### Supplied data
- - -

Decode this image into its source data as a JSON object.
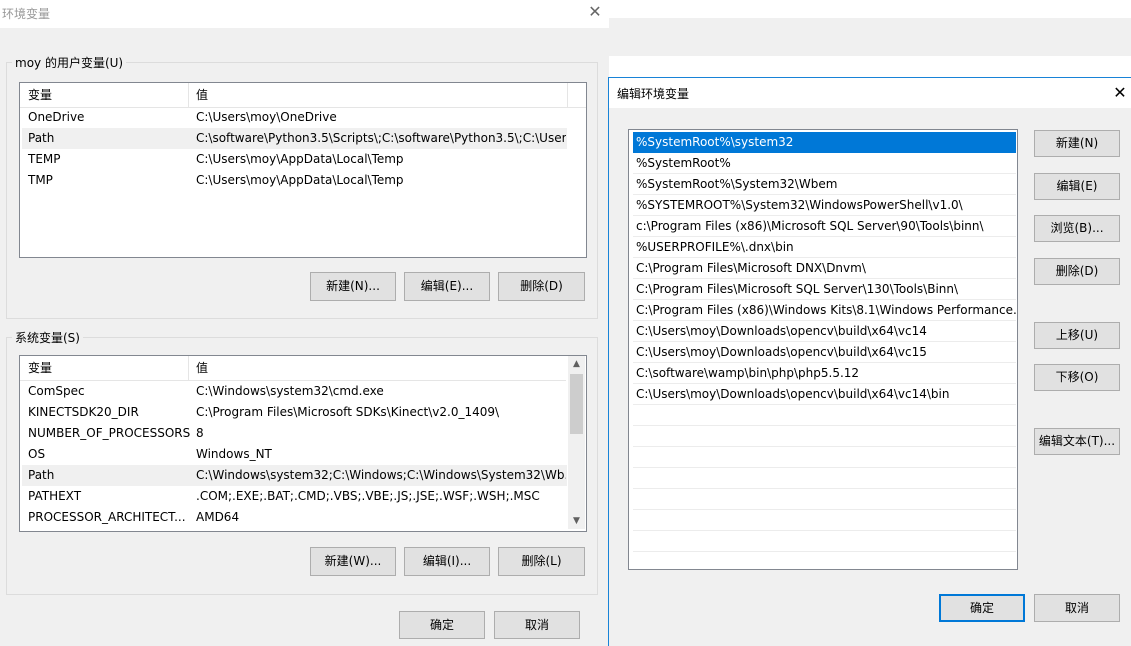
{
  "env_window": {
    "title": "环境变量",
    "user_group_label": "moy 的用户变量(U)",
    "system_group_label": "系统变量(S)",
    "columns": [
      "变量",
      "值"
    ],
    "user_vars": [
      {
        "name": "OneDrive",
        "value": "C:\\Users\\moy\\OneDrive"
      },
      {
        "name": "Path",
        "value": "C:\\software\\Python3.5\\Scripts\\;C:\\software\\Python3.5\\;C:\\User..."
      },
      {
        "name": "TEMP",
        "value": "C:\\Users\\moy\\AppData\\Local\\Temp"
      },
      {
        "name": "TMP",
        "value": "C:\\Users\\moy\\AppData\\Local\\Temp"
      }
    ],
    "system_vars": [
      {
        "name": "ComSpec",
        "value": "C:\\Windows\\system32\\cmd.exe"
      },
      {
        "name": "KINECTSDK20_DIR",
        "value": "C:\\Program Files\\Microsoft SDKs\\Kinect\\v2.0_1409\\"
      },
      {
        "name": "NUMBER_OF_PROCESSORS",
        "value": "8"
      },
      {
        "name": "OS",
        "value": "Windows_NT"
      },
      {
        "name": "Path",
        "value": "C:\\Windows\\system32;C:\\Windows;C:\\Windows\\System32\\Wb..."
      },
      {
        "name": "PATHEXT",
        "value": ".COM;.EXE;.BAT;.CMD;.VBS;.VBE;.JS;.JSE;.WSF;.WSH;.MSC"
      },
      {
        "name": "PROCESSOR_ARCHITECT...",
        "value": "AMD64"
      }
    ],
    "user_buttons": {
      "new": "新建(N)...",
      "edit": "编辑(E)...",
      "delete": "删除(D)"
    },
    "system_buttons": {
      "new": "新建(W)...",
      "edit": "编辑(I)...",
      "delete": "删除(L)"
    },
    "ok": "确定",
    "cancel": "取消"
  },
  "edit_window": {
    "title": "编辑环境变量",
    "paths": [
      "%SystemRoot%\\system32",
      "%SystemRoot%",
      "%SystemRoot%\\System32\\Wbem",
      "%SYSTEMROOT%\\System32\\WindowsPowerShell\\v1.0\\",
      "c:\\Program Files (x86)\\Microsoft SQL Server\\90\\Tools\\binn\\",
      "%USERPROFILE%\\.dnx\\bin",
      "C:\\Program Files\\Microsoft DNX\\Dnvm\\",
      "C:\\Program Files\\Microsoft SQL Server\\130\\Tools\\Binn\\",
      "C:\\Program Files (x86)\\Windows Kits\\8.1\\Windows Performance...",
      "C:\\Users\\moy\\Downloads\\opencv\\build\\x64\\vc14",
      "C:\\Users\\moy\\Downloads\\opencv\\build\\x64\\vc15",
      "C:\\software\\wamp\\bin\\php\\php5.5.12",
      "C:\\Users\\moy\\Downloads\\opencv\\build\\x64\\vc14\\bin"
    ],
    "buttons": {
      "new": "新建(N)",
      "edit": "编辑(E)",
      "browse": "浏览(B)...",
      "delete": "删除(D)",
      "move_up": "上移(U)",
      "move_down": "下移(O)",
      "edit_text": "编辑文本(T)..."
    },
    "ok": "确定",
    "cancel": "取消"
  },
  "close_glyph": "✕",
  "colors": {
    "selection": "#0078d7",
    "dialog_bg": "#f0f0f0"
  }
}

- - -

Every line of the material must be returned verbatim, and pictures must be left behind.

Decode this image into its source data as a JSON object.
{
  "env_window": {
    "title": "环境变量",
    "user_group_label": "moy 的用户变量(U)",
    "system_group_label": "系统变量(S)",
    "columns": [
      "变量",
      "值"
    ],
    "user_vars": [
      {
        "name": "OneDrive",
        "value": "C:\\Users\\moy\\OneDrive"
      },
      {
        "name": "Path",
        "value": "C:\\software\\Python3.5\\Scripts\\;C:\\software\\Python3.5\\;C:\\User..."
      },
      {
        "name": "TEMP",
        "value": "C:\\Users\\moy\\AppData\\Local\\Temp"
      },
      {
        "name": "TMP",
        "value": "C:\\Users\\moy\\AppData\\Local\\Temp"
      }
    ],
    "system_vars": [
      {
        "name": "ComSpec",
        "value": "C:\\Windows\\system32\\cmd.exe"
      },
      {
        "name": "KINECTSDK20_DIR",
        "value": "C:\\Program Files\\Microsoft SDKs\\Kinect\\v2.0_1409\\"
      },
      {
        "name": "NUMBER_OF_PROCESSORS",
        "value": "8"
      },
      {
        "name": "OS",
        "value": "Windows_NT"
      },
      {
        "name": "Path",
        "value": "C:\\Windows\\system32;C:\\Windows;C:\\Windows\\System32\\Wb..."
      },
      {
        "name": "PATHEXT",
        "value": ".COM;.EXE;.BAT;.CMD;.VBS;.VBE;.JS;.JSE;.WSF;.WSH;.MSC"
      },
      {
        "name": "PROCESSOR_ARCHITECT...",
        "value": "AMD64"
      }
    ],
    "user_buttons": {
      "new": "新建(N)...",
      "edit": "编辑(E)...",
      "delete": "删除(D)"
    },
    "system_buttons": {
      "new": "新建(W)...",
      "edit": "编辑(I)...",
      "delete": "删除(L)"
    },
    "ok": "确定",
    "cancel": "取消"
  },
  "edit_window": {
    "title": "编辑环境变量",
    "paths": [
      "%SystemRoot%\\system32",
      "%SystemRoot%",
      "%SystemRoot%\\System32\\Wbem",
      "%SYSTEMROOT%\\System32\\WindowsPowerShell\\v1.0\\",
      "c:\\Program Files (x86)\\Microsoft SQL Server\\90\\Tools\\binn\\",
      "%USERPROFILE%\\.dnx\\bin",
      "C:\\Program Files\\Microsoft DNX\\Dnvm\\",
      "C:\\Program Files\\Microsoft SQL Server\\130\\Tools\\Binn\\",
      "C:\\Program Files (x86)\\Windows Kits\\8.1\\Windows Performance...",
      "C:\\Users\\moy\\Downloads\\opencv\\build\\x64\\vc14",
      "C:\\Users\\moy\\Downloads\\opencv\\build\\x64\\vc15",
      "C:\\software\\wamp\\bin\\php\\php5.5.12",
      "C:\\Users\\moy\\Downloads\\opencv\\build\\x64\\vc14\\bin"
    ],
    "buttons": {
      "new": "新建(N)",
      "edit": "编辑(E)",
      "browse": "浏览(B)...",
      "delete": "删除(D)",
      "move_up": "上移(U)",
      "move_down": "下移(O)",
      "edit_text": "编辑文本(T)..."
    },
    "ok": "确定",
    "cancel": "取消"
  },
  "close_glyph": "✕",
  "colors": {
    "selection": "#0078d7",
    "dialog_bg": "#f0f0f0"
  }
}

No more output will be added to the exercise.